PROBLEM DETAILS:
Your answer must be every line of the data that contains "JSON".

::: DATASET EXCERPTS

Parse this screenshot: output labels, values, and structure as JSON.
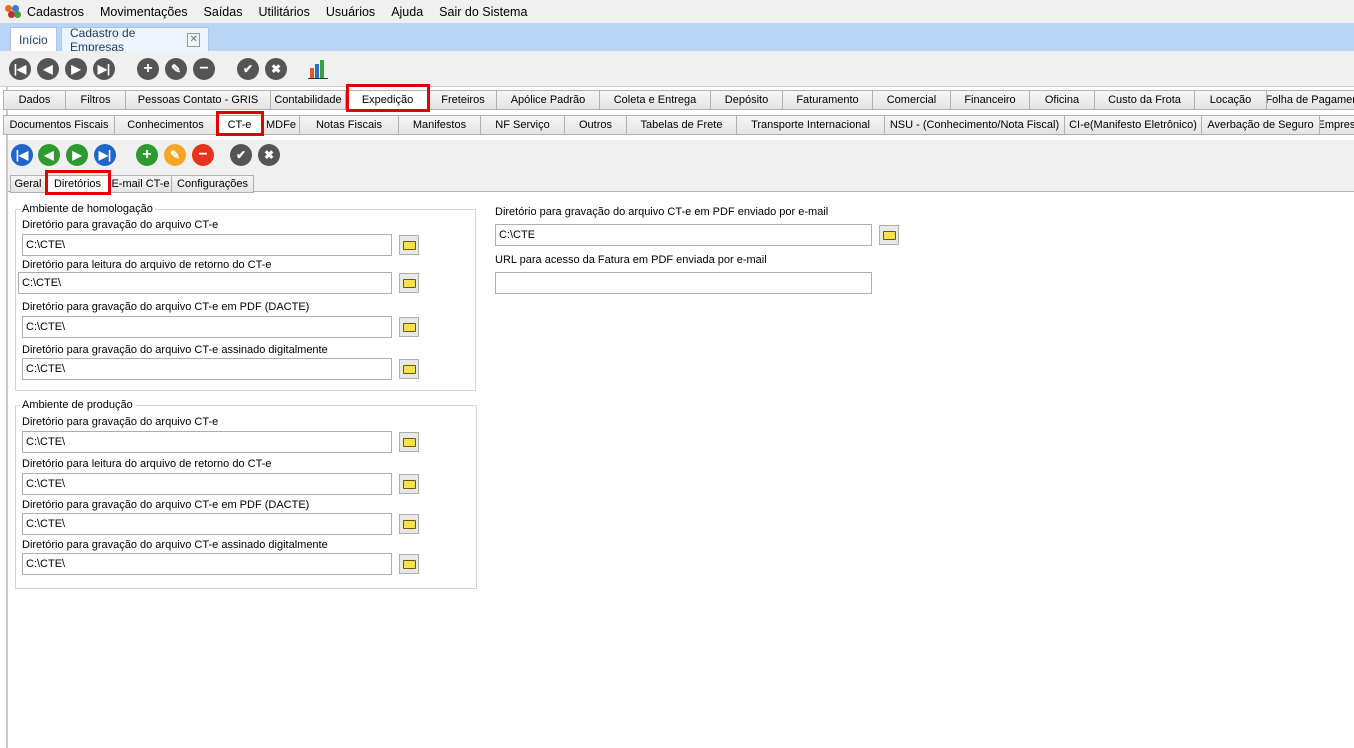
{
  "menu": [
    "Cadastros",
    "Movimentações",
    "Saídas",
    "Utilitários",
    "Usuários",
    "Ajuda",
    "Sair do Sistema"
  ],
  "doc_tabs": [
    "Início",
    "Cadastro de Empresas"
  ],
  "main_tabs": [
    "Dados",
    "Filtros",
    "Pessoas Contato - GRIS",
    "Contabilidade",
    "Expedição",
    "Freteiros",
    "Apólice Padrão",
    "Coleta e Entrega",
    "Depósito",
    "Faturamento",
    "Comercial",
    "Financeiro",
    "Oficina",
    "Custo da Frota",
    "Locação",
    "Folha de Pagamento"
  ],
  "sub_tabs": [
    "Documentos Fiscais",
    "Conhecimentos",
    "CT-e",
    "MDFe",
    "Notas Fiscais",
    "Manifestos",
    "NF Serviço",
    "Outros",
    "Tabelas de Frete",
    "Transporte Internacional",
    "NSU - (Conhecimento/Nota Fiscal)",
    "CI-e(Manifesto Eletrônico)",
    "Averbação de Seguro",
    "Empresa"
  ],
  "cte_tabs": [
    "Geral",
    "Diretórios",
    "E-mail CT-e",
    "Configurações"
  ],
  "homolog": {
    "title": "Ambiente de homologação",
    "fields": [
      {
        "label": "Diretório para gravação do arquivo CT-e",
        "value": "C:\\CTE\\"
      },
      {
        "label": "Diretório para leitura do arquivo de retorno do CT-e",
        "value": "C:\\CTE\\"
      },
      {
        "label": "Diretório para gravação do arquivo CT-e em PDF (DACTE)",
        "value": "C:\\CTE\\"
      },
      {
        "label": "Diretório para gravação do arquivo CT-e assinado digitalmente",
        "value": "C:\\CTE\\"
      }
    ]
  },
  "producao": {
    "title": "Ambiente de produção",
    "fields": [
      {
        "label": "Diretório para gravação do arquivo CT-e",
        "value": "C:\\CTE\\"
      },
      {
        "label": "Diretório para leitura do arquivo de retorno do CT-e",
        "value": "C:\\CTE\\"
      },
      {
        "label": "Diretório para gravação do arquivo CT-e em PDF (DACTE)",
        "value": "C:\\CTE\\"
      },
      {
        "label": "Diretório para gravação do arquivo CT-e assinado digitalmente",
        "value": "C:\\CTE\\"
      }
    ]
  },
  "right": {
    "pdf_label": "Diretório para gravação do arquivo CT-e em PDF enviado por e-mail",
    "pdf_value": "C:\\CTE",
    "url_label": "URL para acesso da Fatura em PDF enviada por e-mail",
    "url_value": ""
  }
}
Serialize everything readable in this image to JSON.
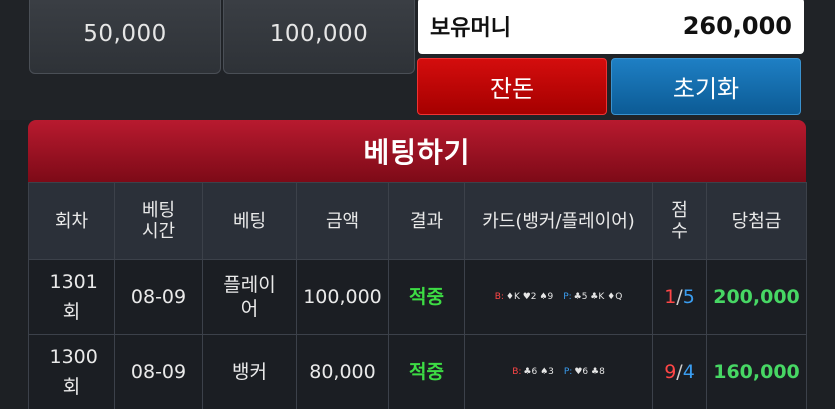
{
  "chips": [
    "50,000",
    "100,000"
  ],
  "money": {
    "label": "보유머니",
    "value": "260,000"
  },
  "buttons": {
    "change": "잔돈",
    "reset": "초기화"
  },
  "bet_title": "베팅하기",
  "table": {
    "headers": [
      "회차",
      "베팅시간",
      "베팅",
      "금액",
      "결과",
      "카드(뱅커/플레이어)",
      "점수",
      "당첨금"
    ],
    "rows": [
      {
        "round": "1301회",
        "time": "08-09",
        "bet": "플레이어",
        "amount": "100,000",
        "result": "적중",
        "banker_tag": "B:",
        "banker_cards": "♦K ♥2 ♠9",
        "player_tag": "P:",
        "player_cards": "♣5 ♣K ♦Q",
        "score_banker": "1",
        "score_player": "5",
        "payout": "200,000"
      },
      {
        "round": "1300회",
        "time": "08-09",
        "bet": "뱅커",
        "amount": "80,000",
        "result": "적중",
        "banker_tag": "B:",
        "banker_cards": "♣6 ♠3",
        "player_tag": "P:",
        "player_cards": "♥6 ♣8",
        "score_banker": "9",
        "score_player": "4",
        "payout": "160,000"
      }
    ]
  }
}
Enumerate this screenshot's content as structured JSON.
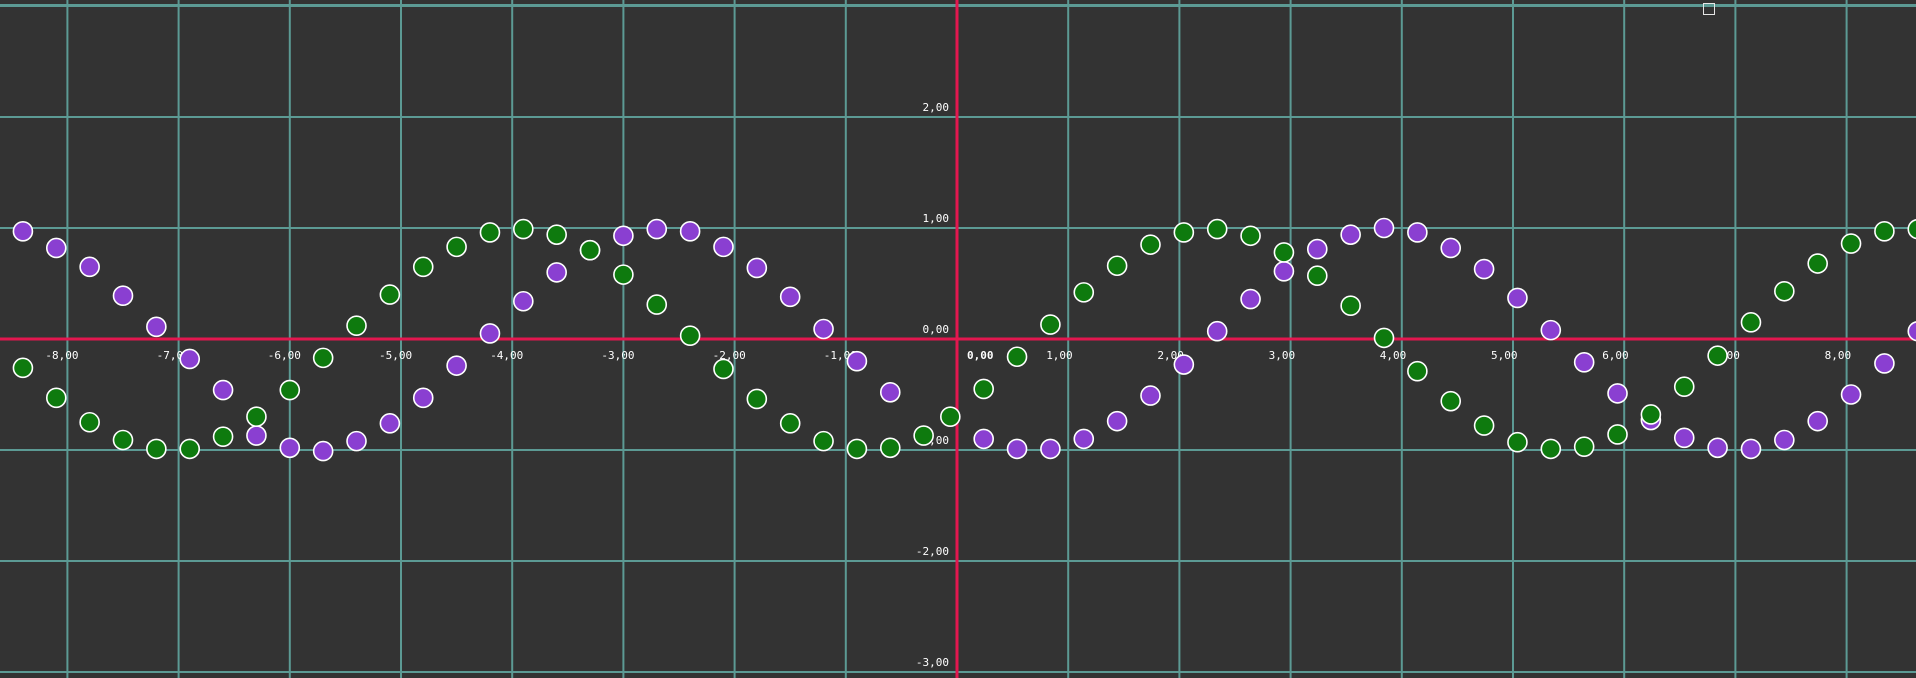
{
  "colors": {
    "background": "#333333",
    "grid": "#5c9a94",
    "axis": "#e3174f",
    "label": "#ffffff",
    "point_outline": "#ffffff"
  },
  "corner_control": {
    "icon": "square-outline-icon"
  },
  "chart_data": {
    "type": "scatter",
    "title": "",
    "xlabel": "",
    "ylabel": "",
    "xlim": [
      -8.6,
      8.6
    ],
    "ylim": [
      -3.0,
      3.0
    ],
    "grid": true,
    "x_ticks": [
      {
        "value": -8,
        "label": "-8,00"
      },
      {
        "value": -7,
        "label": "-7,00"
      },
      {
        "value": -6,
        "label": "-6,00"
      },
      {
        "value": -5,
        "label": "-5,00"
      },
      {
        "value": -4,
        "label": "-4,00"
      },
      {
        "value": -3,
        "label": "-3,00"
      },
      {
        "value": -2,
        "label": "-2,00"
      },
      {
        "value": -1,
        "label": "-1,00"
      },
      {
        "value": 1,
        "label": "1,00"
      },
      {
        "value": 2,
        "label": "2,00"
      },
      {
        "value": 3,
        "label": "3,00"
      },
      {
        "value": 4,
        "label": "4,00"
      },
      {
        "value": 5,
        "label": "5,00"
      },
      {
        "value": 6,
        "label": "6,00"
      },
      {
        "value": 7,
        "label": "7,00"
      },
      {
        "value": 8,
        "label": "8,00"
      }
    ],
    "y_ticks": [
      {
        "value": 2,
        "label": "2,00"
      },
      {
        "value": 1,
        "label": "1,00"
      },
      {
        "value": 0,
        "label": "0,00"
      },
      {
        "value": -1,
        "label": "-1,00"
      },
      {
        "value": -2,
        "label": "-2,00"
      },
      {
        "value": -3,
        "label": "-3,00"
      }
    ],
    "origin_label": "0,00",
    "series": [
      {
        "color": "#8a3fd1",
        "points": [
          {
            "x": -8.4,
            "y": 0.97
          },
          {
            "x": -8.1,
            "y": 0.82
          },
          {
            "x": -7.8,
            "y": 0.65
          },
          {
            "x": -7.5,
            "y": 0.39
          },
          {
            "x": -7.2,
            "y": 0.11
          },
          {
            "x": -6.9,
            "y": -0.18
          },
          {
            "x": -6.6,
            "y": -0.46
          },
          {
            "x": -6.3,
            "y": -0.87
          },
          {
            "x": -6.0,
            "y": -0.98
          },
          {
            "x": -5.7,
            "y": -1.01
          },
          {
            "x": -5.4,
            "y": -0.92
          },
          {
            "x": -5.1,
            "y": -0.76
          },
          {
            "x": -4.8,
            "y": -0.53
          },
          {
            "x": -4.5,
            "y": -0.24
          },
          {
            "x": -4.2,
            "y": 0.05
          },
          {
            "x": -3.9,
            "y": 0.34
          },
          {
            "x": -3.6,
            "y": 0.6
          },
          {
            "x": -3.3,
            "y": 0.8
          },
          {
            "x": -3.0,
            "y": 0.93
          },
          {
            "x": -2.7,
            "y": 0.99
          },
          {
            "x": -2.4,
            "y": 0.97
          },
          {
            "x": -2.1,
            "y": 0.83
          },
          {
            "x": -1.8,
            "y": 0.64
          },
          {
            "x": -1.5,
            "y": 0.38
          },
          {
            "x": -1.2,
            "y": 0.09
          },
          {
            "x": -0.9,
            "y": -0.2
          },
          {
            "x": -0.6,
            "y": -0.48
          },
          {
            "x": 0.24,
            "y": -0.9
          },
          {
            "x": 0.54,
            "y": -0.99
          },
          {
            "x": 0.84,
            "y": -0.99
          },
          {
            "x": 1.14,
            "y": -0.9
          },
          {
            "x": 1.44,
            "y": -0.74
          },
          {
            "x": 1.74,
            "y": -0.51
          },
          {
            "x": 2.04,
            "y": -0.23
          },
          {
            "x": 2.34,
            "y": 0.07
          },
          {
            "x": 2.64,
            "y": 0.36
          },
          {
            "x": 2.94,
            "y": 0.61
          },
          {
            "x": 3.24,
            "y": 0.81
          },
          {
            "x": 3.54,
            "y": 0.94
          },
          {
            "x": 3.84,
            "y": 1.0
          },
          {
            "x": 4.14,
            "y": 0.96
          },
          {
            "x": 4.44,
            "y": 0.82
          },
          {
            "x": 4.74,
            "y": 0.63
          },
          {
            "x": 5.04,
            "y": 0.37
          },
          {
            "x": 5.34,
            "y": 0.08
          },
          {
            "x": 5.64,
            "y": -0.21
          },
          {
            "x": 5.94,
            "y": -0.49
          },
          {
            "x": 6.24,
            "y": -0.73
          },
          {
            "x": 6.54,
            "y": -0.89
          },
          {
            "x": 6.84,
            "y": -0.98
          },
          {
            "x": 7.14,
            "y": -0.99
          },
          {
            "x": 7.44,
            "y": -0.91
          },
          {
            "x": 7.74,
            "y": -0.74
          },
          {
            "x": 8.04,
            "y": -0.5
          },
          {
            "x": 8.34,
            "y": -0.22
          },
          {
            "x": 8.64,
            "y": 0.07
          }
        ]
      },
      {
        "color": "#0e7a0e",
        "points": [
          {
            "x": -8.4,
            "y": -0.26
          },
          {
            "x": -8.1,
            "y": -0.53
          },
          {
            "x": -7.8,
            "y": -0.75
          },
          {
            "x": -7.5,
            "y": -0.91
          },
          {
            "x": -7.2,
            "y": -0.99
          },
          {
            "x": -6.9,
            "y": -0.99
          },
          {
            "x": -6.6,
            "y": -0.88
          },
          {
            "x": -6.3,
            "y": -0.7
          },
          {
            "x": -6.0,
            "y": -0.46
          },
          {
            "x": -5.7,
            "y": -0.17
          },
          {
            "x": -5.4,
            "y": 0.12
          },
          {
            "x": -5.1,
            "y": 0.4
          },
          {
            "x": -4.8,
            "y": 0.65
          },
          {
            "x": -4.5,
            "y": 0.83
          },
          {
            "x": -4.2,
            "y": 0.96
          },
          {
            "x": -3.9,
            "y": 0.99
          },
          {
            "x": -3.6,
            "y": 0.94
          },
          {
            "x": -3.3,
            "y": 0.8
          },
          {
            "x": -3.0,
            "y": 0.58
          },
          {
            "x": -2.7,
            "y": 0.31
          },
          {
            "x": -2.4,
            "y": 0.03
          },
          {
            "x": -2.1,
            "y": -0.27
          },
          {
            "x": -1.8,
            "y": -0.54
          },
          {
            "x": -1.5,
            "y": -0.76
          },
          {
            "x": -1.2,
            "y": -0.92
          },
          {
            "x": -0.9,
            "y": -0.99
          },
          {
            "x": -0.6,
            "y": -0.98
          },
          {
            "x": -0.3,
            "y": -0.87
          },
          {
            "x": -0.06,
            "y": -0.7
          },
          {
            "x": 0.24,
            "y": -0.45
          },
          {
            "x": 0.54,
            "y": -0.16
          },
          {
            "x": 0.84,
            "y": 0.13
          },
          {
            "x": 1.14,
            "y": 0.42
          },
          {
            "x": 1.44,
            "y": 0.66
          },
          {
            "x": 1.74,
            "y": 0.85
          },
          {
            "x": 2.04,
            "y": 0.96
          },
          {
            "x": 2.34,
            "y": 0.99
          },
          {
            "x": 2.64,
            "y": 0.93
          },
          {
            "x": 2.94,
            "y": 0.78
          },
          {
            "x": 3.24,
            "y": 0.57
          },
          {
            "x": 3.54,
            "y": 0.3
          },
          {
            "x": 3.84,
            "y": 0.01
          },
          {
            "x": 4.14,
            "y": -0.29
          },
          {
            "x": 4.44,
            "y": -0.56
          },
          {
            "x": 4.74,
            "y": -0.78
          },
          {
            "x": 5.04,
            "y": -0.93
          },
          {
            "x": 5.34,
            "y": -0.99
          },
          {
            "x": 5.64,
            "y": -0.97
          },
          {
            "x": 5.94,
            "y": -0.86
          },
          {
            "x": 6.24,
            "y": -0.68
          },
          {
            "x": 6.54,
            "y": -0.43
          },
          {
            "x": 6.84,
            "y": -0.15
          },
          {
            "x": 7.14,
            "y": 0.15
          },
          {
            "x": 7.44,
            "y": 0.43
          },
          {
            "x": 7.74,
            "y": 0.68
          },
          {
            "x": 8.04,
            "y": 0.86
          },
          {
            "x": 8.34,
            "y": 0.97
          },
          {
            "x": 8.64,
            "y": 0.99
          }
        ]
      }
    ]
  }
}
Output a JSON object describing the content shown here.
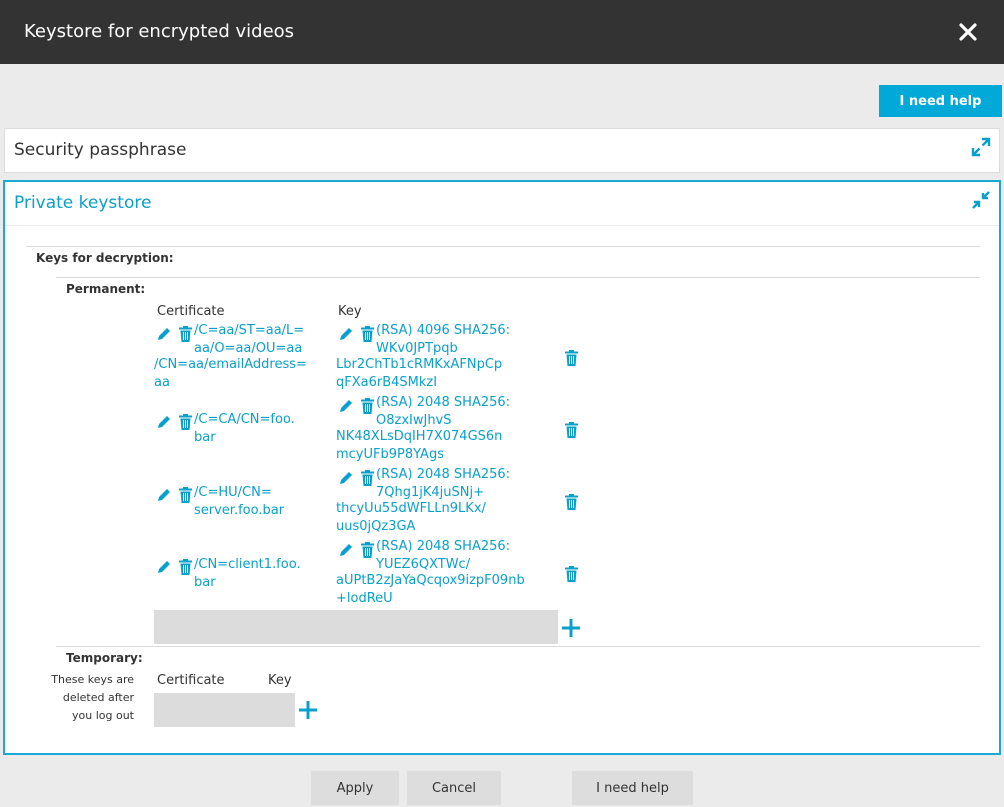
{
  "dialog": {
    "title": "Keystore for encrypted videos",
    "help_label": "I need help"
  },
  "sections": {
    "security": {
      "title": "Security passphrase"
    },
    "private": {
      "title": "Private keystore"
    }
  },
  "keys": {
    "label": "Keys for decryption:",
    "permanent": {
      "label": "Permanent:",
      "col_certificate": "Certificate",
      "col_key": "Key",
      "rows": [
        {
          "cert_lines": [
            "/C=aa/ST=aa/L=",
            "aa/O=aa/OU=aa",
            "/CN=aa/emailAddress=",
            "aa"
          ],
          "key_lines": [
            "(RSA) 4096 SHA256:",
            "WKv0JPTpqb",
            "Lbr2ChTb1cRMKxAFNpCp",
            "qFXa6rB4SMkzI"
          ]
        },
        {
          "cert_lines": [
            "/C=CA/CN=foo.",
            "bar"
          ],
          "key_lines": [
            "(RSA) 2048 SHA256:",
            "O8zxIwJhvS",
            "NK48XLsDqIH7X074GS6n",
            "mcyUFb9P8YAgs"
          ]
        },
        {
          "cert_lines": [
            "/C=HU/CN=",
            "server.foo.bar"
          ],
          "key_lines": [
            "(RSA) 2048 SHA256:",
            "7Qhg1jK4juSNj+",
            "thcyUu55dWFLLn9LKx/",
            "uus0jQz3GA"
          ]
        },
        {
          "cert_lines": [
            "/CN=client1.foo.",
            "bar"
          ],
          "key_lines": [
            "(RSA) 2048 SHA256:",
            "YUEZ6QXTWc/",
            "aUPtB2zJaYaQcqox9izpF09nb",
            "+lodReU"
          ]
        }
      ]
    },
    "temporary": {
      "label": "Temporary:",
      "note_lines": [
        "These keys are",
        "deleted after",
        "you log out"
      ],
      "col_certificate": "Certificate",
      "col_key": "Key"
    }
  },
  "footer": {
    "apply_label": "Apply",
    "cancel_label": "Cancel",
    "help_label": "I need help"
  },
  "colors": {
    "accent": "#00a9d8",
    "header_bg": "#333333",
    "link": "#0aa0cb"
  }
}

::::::

REPLY:
Parse this screenshot: output labels, values, and structure as JSON.
Serialize everything readable in this image to JSON.
Enumerate this screenshot's content as structured JSON.
Output a JSON object describing the content shown here.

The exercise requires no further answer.